Mezcal is tequila’s sweeter, smokier cousin. It is also the type of spirit that evokes strong feelings: you will either love it or you will absolutely hate it. It is derived from the maguey plant, a cousin of agave, a succulent plant native to the Southern US and Northern Mexico that is used as a sweetener and to make tequila.
The Mezcalero was a shocking sensation of many different flavors that seem to have no logical reason to harmonize but magically do. The kiwi and fruit juices cut the edge off the chile, which adds a serious kick. The mezcal leaves you with a smoky aftertaste, cut nicely by the salt. Not for the faint of heart– word to the wise, eat the ornamental kiwi but not the chile. You will totally regret that.
Oxidante y El Ilegal: While both of these cocktails intrigued me on the menu, particularly El Ilegal with the ginger-lychee combo, which I absolutely love, they were just both too sweet for my taste. Maybe I just like a drink that bites back, and this wasn’t it. It just went down too smooth, too sweet, like filling a spoon full of delicious alcoholic sugar and drinking it down.

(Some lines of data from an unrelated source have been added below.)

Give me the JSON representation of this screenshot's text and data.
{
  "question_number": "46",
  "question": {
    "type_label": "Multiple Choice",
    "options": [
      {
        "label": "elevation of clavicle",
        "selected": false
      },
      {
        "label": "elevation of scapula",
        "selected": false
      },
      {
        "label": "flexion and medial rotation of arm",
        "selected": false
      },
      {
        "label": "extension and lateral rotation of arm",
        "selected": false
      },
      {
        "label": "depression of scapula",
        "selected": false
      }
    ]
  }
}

These are both delicious, but your stereotypical “chick” cocktails.
El Oxidante is made with Jamaica, which is an agua fresca popularized in Mexico and derived from the hibiscus flower. It is not naturally sweet and is derived like a tea, but is usually served sweetened. The addition of green tea in a cocktail is alluring but the pomegranate juice overpowers the Jamaica-green tea combo I really wanted to taste.
Rattlesnake Tequila: So technically I did not drink this at Mission 20, but I drank it in Tijuana and it is just too fascinating to not share when discussing Tijuana cocktails.
At Los Arcos, a family-seafood chain throughout Northern Mexico, we drank tequila with a rattlesnake in it. A large jug or pitcher is filled to the brim with tequila anejo (gold tequila) and a live rattlesnake is drowned in it. The snake is believed by some to release medicinal properties in its death throes.
When the tequila is served, the snakes head is pulled out of the pitcher and shaken all over the glass, specifically, the mouth is placed along the rim to get some of the venom (which at this point is no longer poisonous what with all the tequila). I was a bit put off by this process but absolutely had to try it anyway.
Most tequila in Mexico is served neat and paired with sangria, which is not the tea/red wine/fruit combo that normally comes to mind. It is like a virgin Bloody Mary, a spicy tomato juice drink. You do not shoot the tequila, but rather sip it together in your mouth with the sangria to savor the flavor.
Tequila purchased and consumed in Mexico is slightly different than what is served in the States, the agave is more pure, the alcohol content slightly lower and it gives you a warm melted buzz that doesn’t make you want to drink too much, but instead cuddle up somewhere and try to forget about the dead snake that was just in your drink.